By Dan Spalding
WARSAW — Not a lot of 38-year-old stay-at-home moms are the voice behind new albums, but Marena Moonflower is not your typical mom.
She is both shy and out there.
She often wears dresses. Her bleached white hair has a hint of pink. She has tattoos, and her lipstick is dark blood red and accented with a lip ring.
“I’m a quiet person usually in social situations, so I like getting on stage because it lets me express myself,” Moonflower said recently while sitting in a Warsaw coffee shop, Wire & Steam.
“I’m completely comfortable with letting loose on stage,” she said.
She’ll step out of her shell on Saturday, Oct. 1, when the culmination of a decade of writing and learning and singing comes together at Moonflower’s album release party south of Warsaw.
The release party is part of an artisan fair south of Warsaw at the old church at the corner of SR 15 and CR 550S.
The fair begins at 4 p.m. The release party starts in the early evening and is a ticketed event. The party will feature cuts from the album and live performances from Moonflower and two other performers. Costumes are encouraged. To learn more about the event, click here.
Moonflower grew up with music in Alabama. Her mother was in theater and was also a voice and piano teacher.
She was always interested in music, began playing the flute in the fifth grade and then immersed herself with other students in high school band.
Ultimately, her mother set aside musical ambitions and chose to concentrate on having a family.
Moonflower said that stuck with her.
“I don’t think I should have to choose,” she said. “This is my goal in life – to pursue my art and have a family at the same time.”
Her family moved to Indiana when she was young and she attended Wawasee High School. She later moved to Chicago and returned to Kosciusko County about a dozen years ago.
She soon found her musical groove and local connections in Warsaw.
House parties with musicians often turned into a chance to perform, and Moonflower was still occasionally jamming on a flute.
“All my friends were musicians. I was tired of being the chick with the flute so I taught myself how to play guitar and started writing my own stuff,” she said.
In recent years, she’s been performing locally and hosted open mic nights for a while at Rex’s Rendezvous in Warsaw.
“I was out there every Thursday for two years,-” she said. “I really enjoy the community that we have.”
Moonflower doesn’t exactly paint within the lines with her music either. She grew up listening to punk. She’s a big fan of the Dead Kennedys and one of her favorite albums is Weezer’s Blue Album.
On the other hand, she said she appreciates the music of country legend Patsy Cline.

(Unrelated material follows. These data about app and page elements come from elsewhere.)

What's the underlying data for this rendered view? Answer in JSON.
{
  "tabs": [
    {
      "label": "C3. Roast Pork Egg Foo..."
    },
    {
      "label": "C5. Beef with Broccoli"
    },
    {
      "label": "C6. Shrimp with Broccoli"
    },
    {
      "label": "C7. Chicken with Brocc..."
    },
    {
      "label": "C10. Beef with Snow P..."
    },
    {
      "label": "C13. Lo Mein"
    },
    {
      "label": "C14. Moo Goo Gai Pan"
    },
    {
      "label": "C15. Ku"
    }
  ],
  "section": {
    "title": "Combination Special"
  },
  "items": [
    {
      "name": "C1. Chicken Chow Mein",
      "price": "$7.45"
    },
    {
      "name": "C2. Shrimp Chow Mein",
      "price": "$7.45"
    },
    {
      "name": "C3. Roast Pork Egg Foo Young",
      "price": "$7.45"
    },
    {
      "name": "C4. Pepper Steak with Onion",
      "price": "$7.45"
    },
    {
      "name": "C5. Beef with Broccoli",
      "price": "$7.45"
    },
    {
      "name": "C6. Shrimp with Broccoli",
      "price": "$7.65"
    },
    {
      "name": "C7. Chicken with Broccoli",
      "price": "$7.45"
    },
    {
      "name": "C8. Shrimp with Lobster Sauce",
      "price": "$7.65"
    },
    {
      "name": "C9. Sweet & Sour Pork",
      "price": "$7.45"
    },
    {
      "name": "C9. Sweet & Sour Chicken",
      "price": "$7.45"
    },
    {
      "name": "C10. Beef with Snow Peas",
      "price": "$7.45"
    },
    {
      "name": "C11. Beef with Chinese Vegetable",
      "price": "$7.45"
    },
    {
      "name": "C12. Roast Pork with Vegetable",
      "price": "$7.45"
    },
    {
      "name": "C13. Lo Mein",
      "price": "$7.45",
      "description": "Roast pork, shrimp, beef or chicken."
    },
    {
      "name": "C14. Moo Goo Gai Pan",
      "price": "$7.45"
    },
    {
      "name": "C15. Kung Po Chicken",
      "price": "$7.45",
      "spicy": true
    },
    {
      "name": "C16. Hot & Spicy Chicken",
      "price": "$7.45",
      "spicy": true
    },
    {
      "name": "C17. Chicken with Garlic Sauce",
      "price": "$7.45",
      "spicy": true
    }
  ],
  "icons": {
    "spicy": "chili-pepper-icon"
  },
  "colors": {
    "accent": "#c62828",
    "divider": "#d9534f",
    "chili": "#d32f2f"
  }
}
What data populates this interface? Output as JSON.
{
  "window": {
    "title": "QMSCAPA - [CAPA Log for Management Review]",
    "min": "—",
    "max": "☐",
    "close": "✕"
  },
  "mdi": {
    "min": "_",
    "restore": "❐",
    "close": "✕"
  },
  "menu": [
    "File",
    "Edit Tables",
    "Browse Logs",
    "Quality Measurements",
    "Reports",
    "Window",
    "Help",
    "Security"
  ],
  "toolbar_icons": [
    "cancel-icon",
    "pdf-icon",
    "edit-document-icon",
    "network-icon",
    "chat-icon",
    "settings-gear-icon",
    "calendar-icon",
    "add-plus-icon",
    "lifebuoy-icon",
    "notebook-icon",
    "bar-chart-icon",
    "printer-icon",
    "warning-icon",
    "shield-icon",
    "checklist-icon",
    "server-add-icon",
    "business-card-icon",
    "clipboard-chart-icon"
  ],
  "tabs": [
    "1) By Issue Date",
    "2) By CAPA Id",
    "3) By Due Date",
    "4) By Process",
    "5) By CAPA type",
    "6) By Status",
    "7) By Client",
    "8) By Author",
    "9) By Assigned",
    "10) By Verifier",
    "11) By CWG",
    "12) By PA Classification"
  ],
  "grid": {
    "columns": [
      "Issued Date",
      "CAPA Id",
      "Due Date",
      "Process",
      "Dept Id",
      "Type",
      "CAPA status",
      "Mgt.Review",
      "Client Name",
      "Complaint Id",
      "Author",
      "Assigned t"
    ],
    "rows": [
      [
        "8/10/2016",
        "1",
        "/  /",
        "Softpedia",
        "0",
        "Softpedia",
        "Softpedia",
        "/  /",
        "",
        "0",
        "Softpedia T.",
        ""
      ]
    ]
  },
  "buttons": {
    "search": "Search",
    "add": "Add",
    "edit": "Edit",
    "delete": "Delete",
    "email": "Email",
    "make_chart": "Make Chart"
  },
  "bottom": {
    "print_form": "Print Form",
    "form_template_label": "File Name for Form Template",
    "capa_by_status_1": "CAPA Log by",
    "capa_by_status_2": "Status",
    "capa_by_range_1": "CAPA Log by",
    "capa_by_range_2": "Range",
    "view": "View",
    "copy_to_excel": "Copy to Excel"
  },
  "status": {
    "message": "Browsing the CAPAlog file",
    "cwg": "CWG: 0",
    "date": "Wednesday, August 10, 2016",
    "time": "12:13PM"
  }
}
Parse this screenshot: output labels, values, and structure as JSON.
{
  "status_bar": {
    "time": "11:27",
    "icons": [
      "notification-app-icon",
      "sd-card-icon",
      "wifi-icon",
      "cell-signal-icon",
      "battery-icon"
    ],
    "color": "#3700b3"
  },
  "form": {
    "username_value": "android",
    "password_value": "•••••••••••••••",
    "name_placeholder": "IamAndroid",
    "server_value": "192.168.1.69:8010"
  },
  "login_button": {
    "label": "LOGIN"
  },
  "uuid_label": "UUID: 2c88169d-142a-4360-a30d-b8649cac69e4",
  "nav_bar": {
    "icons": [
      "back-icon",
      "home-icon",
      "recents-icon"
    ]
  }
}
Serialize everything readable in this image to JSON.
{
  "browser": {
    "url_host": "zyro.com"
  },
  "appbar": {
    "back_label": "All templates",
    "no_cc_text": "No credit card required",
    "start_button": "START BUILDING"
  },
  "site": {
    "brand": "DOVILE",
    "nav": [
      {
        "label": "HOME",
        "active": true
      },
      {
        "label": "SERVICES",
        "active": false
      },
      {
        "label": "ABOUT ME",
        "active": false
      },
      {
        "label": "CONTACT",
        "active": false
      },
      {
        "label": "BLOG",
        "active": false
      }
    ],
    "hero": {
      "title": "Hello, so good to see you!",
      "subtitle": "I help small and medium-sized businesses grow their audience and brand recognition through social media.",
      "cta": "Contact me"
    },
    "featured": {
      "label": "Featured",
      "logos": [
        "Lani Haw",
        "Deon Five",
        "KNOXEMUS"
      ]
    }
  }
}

“I do venture into the country realm sometimes. I’m very eclectic in my styling,” she said.
The album – titled Supernova – was a long time coming, she said.
“I thought it was going to happen and then COVID happened and everything kind of got shut down for a couple of years,” she said.
The album is a mix of styles. Some songs are stripped down to vocals and guitar while others are upbeat with punkish appeal.
There are 10 songs, including one that was written 10 years ago, she said.
She leaned heavily on Zach Moreno, a local musician who produced the music. He provided percussion, guitar and accordion.
“Zach deserves a lot of credit for it because much of it is his style,” she said.